“The statute prohibits tampering with records and other kinds of documentary offenses. In another section, the statute also criminalizes people who in any other way interfere or obstruct an official proceeding,” said Michael Dimino, a constitutional law professor at Widener University Commonwealth Law School.

It was a key tool used by prosecutors to charge Joseph Fischer, a former police officer from central Pennsylvania, and over 300 January 6 defendants with obstructing an official proceeding. 

“His riot was another way of obstructing Congress's vote counting, which was an official proceeding. And so it matched up with the literal terms of the statute, and that was the basis of Justice Barrett's dissent,” said Dimino. 

Today’s ruling essentially tosses out that application of the statute because it falls outside the context of financial or white collar crimes. 

“And because this was so totally different, the majority held that it was not covered by that statute,” said Dimino. 

Experts say the decision will result in cases being thrown out, reduced sentences and could even prevent the Department of Justice from bringing charges against future J6 defendants. 

"It depends on what the specific allegations against the individual rioters are. For some of them, some of their cases are going to be thrown out,” said Dimino, who added that more proceedings at the lower courts are likely, despite today’s SCOTUS ruling. 

“It's not over even for Mr. Fischer, there's going to be more proceedings. The question there is going to be, how exactly did each individual defendant interfere with or obstruct Congress's vote counting,” said Dimino. 

Former President Donald Trump is facing four charges that stem from January 6, two of which could be impacted by the ruling. 

“Two of them relate to this statute and are in some amount of jeopardy. The other two were not affected at all,” said Dimino.

Dimino says it's unclear how exactly the ruling will effect the two charges related to this statute because part of the allegations against the former President involve the creation of alternative slates of electors.

"Jack Smith, the prosecutor in that case, has said that even under the majority's interpretation of this statute that Trump's behavior is still enough like those documentary crimes, the evidence tampering, that it should still go forward. But it's clear that there would have to be a determination by the lower court as to what, if any, effect there is from today's decision on the Trump prosecution,” said Dimino. 

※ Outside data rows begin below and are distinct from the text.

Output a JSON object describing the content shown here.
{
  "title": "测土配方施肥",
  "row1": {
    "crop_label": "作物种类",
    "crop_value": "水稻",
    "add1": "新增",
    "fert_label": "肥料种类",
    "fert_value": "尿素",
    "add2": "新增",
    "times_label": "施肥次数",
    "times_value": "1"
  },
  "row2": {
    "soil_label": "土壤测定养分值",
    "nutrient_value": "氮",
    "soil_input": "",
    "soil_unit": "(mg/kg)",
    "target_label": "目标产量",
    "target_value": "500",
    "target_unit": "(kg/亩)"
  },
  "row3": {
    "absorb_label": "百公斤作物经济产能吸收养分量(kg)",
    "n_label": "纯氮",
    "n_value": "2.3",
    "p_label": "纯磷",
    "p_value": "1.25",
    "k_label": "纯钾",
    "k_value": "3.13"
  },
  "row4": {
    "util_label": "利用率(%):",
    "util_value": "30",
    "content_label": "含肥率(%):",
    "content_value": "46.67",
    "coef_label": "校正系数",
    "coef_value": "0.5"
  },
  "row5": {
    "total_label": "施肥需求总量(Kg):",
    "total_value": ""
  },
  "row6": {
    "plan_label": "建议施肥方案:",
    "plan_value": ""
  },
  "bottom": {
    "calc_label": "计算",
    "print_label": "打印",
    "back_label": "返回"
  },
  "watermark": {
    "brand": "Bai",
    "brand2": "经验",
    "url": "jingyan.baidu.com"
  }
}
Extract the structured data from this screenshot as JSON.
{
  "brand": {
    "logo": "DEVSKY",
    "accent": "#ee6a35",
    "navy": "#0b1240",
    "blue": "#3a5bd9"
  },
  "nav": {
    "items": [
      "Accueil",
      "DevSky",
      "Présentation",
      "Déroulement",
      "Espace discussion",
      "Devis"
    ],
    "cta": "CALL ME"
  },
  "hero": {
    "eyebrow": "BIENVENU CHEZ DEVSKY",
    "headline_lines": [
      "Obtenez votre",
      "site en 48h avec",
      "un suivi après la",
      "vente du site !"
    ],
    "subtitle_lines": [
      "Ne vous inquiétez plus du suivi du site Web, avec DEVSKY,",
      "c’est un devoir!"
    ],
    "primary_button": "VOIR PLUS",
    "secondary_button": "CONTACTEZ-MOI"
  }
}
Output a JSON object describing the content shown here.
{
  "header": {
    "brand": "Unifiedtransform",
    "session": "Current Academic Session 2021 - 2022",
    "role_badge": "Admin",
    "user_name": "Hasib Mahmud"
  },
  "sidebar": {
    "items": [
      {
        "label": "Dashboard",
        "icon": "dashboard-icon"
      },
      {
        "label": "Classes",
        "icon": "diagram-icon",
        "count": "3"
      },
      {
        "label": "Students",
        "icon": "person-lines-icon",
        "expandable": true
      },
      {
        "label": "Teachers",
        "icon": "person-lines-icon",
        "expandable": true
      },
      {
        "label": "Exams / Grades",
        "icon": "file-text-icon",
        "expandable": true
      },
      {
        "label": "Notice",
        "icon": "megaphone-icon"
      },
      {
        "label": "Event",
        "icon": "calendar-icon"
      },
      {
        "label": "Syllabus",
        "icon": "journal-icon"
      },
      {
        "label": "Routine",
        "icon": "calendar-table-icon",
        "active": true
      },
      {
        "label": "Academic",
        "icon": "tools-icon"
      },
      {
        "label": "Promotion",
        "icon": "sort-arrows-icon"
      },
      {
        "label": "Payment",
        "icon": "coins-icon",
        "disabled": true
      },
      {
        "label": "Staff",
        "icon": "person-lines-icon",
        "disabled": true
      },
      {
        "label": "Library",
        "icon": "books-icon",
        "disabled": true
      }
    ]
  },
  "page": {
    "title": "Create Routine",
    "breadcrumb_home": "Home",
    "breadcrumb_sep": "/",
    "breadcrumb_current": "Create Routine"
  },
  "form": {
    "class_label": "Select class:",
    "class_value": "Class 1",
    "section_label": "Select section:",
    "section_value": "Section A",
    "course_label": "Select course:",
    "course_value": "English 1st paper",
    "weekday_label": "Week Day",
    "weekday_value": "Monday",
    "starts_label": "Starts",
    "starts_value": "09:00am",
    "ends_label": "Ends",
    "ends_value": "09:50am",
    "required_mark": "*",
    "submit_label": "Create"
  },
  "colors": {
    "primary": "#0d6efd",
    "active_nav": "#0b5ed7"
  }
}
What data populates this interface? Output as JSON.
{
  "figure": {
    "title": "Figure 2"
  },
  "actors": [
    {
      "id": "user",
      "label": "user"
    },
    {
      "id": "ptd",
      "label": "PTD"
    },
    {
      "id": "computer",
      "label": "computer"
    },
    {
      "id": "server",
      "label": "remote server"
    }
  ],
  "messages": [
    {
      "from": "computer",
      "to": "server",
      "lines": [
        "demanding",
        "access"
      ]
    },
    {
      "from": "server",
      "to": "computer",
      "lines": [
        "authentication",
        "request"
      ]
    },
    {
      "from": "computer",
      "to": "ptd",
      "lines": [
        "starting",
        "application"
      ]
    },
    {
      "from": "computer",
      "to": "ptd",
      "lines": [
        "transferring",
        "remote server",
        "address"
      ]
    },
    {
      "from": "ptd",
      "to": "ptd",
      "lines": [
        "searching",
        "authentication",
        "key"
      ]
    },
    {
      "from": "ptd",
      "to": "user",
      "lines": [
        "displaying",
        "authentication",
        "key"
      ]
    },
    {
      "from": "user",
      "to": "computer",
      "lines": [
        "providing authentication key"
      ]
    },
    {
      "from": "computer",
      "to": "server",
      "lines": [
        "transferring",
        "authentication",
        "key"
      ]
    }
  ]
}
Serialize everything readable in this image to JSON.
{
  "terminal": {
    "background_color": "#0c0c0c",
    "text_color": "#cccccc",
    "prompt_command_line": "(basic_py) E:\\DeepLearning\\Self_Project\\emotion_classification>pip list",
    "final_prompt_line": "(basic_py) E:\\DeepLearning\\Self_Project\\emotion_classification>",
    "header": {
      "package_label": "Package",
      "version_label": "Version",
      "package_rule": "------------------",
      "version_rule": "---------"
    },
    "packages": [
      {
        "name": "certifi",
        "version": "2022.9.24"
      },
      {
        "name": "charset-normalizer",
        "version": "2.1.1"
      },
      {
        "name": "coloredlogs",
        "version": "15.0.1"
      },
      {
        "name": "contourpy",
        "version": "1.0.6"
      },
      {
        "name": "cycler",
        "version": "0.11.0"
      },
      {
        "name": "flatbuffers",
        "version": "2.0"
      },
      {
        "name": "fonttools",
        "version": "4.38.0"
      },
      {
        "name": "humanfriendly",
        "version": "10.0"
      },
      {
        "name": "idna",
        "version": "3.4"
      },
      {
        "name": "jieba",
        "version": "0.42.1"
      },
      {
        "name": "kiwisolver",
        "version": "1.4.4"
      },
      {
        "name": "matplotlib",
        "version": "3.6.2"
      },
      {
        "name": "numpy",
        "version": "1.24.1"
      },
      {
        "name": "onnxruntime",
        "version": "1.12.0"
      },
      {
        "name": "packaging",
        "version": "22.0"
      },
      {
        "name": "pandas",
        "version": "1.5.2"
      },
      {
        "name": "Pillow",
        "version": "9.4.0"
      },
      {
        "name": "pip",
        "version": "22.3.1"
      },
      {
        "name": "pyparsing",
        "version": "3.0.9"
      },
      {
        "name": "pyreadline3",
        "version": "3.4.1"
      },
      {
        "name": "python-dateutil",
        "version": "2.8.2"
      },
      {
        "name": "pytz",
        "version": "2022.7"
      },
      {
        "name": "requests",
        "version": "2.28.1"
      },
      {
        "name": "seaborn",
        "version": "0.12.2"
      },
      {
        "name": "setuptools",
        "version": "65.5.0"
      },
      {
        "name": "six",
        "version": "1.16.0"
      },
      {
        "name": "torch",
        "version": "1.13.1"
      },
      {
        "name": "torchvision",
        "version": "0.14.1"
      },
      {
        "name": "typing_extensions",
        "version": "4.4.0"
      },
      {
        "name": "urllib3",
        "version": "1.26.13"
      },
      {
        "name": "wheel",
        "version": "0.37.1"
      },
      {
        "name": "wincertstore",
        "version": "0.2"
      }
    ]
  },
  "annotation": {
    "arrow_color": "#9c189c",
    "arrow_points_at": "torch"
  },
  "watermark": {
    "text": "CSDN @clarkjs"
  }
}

The Supreme Court’s term will end next week. Several other high-profile cases, including former President Trump’s presidential immunity case, are set for a ruling as early as Monday.